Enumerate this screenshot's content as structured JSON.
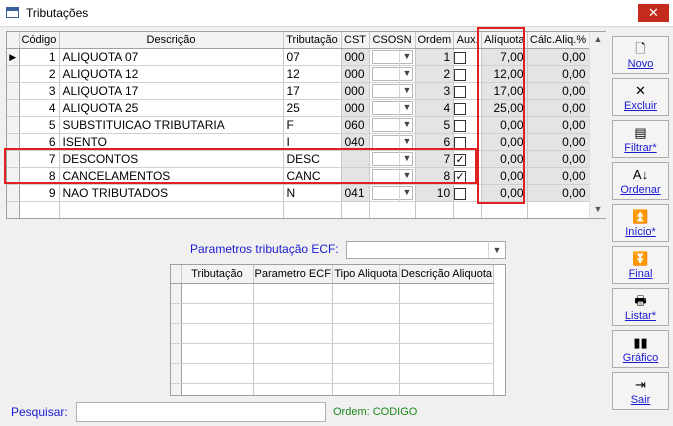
{
  "window": {
    "title": "Tributações",
    "close_label": "✕"
  },
  "grid": {
    "columns": [
      "Código",
      "Descrição",
      "Tributação",
      "CST",
      "CSOSN",
      "Ordem",
      "Aux.",
      "Alíquota",
      "Cálc.Aliq.%"
    ],
    "rows": [
      {
        "codigo": "1",
        "descricao": "ALIQUOTA 07",
        "tributacao": "07",
        "cst": "000",
        "ordem": "1",
        "aux": false,
        "aliquota": "7,00",
        "calc": "0,00",
        "indicator": "▶"
      },
      {
        "codigo": "2",
        "descricao": "ALIQUOTA 12",
        "tributacao": "12",
        "cst": "000",
        "ordem": "2",
        "aux": false,
        "aliquota": "12,00",
        "calc": "0,00",
        "indicator": ""
      },
      {
        "codigo": "3",
        "descricao": "ALIQUOTA 17",
        "tributacao": "17",
        "cst": "000",
        "ordem": "3",
        "aux": false,
        "aliquota": "17,00",
        "calc": "0,00",
        "indicator": ""
      },
      {
        "codigo": "4",
        "descricao": "ALIQUOTA 25",
        "tributacao": "25",
        "cst": "000",
        "ordem": "4",
        "aux": false,
        "aliquota": "25,00",
        "calc": "0,00",
        "indicator": ""
      },
      {
        "codigo": "5",
        "descricao": "SUBSTITUICAO TRIBUTARIA",
        "tributacao": "F",
        "cst": "060",
        "ordem": "5",
        "aux": false,
        "aliquota": "0,00",
        "calc": "0,00",
        "indicator": ""
      },
      {
        "codigo": "6",
        "descricao": "ISENTO",
        "tributacao": "I",
        "cst": "040",
        "ordem": "6",
        "aux": false,
        "aliquota": "0,00",
        "calc": "0,00",
        "indicator": ""
      },
      {
        "codigo": "7",
        "descricao": "DESCONTOS",
        "tributacao": "DESC",
        "cst": "",
        "ordem": "7",
        "aux": true,
        "aliquota": "0,00",
        "calc": "0,00",
        "indicator": ""
      },
      {
        "codigo": "8",
        "descricao": "CANCELAMENTOS",
        "tributacao": "CANC",
        "cst": "",
        "ordem": "8",
        "aux": true,
        "aliquota": "0,00",
        "calc": "0,00",
        "indicator": ""
      },
      {
        "codigo": "9",
        "descricao": "NAO TRIBUTADOS",
        "tributacao": "N",
        "cst": "041",
        "ordem": "10",
        "aux": false,
        "aliquota": "0,00",
        "calc": "0,00",
        "indicator": ""
      }
    ]
  },
  "ecf": {
    "label": "Parametros tributação ECF:",
    "selected": "",
    "columns": [
      "Tributação",
      "Parametro ECF",
      "Tipo Aliquota",
      "Descrição Aliquota"
    ]
  },
  "search": {
    "label": "Pesquisar:",
    "value": ""
  },
  "order_label": "Ordem: CODIGO",
  "toolbar": [
    {
      "id": "novo",
      "label": "Novo",
      "icon": "new-document-icon",
      "glyph": "🗋"
    },
    {
      "id": "excluir",
      "label": "Excluir",
      "icon": "delete-x-icon",
      "glyph": "✕"
    },
    {
      "id": "filtrar",
      "label": "Filtrar*",
      "icon": "filter-icon",
      "glyph": "▤"
    },
    {
      "id": "ordenar",
      "label": "Ordenar",
      "icon": "sort-az-icon",
      "glyph": "A↓"
    },
    {
      "id": "inicio",
      "label": "Início*",
      "icon": "first-record-icon",
      "glyph": "⏫"
    },
    {
      "id": "final",
      "label": "Final",
      "icon": "last-record-icon",
      "glyph": "⏬"
    },
    {
      "id": "listar",
      "label": "Listar*",
      "icon": "printer-icon",
      "glyph": "🖶"
    },
    {
      "id": "grafico",
      "label": "Gráfico",
      "icon": "bar-chart-icon",
      "glyph": "▮▮"
    },
    {
      "id": "sair",
      "label": "Sair",
      "icon": "exit-door-icon",
      "glyph": "⇥"
    }
  ],
  "colors": {
    "highlight_box": "#e02020",
    "label_blue": "#1a1ad0",
    "order_green": "#1a8a1a",
    "close_red": "#c42b1c"
  }
}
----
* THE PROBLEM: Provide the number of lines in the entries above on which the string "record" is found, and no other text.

* TASK RESULT: 2